Wallace playing for the Nets
|Born|| July 23, 1982 |
|Listed height:||6 ft 7 in (2.01 m)|
|Listed weight:||220 lbs (100 kg)|
|High school|| Childersburg |
(Childersburg, Alabama )
|NBA Draft||2001 / Round: 1 / Pick: 25th|
|Selected by the Sacramento Kings|
|Playing career||2001–present (17 years)|
|2010–2011||Portland Trail Blazers|
|2011–2013||New Jersey/Brooklyn Nets|
|Career highlights and awards|
Wallace attended Childersburg High School in Childersburg, Alabama, where he had a very successful career. For his senior season efforts he was named the Naismith Prep Player of the Year, an honor given to the best high school basketball player.
Wallace attended the University of Alabama for one season before declaring himself eligible for the 2001 NBA Draft.
In three seasons with the Sacramento Kings, Wallace played seldomly, but in the brief appearances he made he was known for his versatility and extrodinary athleticism. In the 2002 Slam Dunk Contest, Wallace finished second to his future teammate and two-time winner Jason Richardson.
In 2004, Wallace was drafted by the Charlotte Bobcats in their expansion draft. Wallace started immediately for the club, and went on to have an impressive season, averaging 11.1 points, 5.5 rebounds, 1.7 steals and 1.3 blocks a game. He continued to improve in 2005-06, before getting injured in January, averaging 14.5 points and 7 rebounds, and ranking in the top 10 in the NBA in field goal percentage (54.142), blocks (2.19), and steals per game (2.44). Since the NBA began counting blocks as a statistic in 1973, only two other players (David Robinson and Hakeem Olajuwon) in league history have averaged over 2.0 blocks and 2.0 steals per game in a single season.
Wallace is known for his somewhat reckless style of play that leads to his frequent injuries. For this, he has earned the nickname "Crash". He missed a total of 39 games in his first two years with the Bobcats, but his energetic and sometimes dangerous behavior that may have caused his injuries was also what contributed to his gaudy defensive stats.

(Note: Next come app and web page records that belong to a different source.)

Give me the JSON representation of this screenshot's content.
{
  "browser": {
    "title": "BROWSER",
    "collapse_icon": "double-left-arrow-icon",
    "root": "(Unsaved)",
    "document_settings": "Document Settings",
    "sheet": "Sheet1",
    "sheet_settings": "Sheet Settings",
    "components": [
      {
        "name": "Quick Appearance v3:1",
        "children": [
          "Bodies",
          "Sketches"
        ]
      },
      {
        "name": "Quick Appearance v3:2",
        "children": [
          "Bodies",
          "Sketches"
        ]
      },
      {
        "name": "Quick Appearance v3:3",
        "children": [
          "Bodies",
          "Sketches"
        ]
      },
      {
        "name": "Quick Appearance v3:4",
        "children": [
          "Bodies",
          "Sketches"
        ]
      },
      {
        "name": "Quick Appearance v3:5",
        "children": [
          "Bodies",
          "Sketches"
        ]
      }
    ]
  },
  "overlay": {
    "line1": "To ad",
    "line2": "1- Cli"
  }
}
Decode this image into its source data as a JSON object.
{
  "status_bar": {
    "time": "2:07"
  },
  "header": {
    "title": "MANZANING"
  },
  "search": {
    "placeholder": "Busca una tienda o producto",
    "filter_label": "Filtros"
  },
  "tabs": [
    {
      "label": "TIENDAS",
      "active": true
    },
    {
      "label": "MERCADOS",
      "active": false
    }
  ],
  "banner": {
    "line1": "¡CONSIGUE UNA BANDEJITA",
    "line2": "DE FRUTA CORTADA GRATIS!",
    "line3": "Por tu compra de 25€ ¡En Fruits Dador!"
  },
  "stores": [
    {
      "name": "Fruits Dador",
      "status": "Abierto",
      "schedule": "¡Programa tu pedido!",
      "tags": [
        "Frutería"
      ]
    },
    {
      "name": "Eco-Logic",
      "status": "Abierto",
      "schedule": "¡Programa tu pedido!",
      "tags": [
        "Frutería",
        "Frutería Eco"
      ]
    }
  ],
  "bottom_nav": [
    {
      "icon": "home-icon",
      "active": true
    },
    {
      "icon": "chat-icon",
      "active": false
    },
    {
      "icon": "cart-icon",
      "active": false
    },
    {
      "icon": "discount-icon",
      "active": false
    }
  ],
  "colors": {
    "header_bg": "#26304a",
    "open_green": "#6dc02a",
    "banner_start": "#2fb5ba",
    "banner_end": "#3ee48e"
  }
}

Coach Bernie Bickerstaff said of Wallace "Gerald can only play one way and be effective. Energy -- that's his game." In 2006, Wallace attempted to refine his game in order to avoid being injured, and as a result his numbers suffered. The first month of the season, Wallace had only five total blocks (an average of 0.3 per game) and his averages were down across the statline from 2005. Wallace improved his play in the second month of the season, but he went down with a separated shoulder in a December game against the Indiana Pacers. When he returned, Wallace continued his fine play finishing the season averaging 18.1 points, 7.2 rebounds, 2.6 assists, 2 steals, and 1 block in 72 games.
Wallace suffered a Grade 3 concussion on February 23, 2008 after taking an unintentional elbow to the face from Sacramento's Mikki Moore. It was his fourth concussion in as many seasons with the Bobcats. It was not clear when he would return, although Grade 3 concussions are defined by the American Association of Neurological Surgeons as ones that "involve post-traumatic amnesia for more than 24 hours or unconsciousness for more than five minutes. Players who sustain this grade of brain injury should be sidelined for at least one month, after which they can return to play if they are asymptomatic for one week." He returned later on in the season, finishing the year with a new career high in points, rebounds, and minutes.
He suffered a partially collapsed lung and a fractured rib after being flagrantly fouled by Los Angeles Lakers' Andrew Bynum on January 27, 2009; Cite error: Closing </ref> missing for <ref> tag.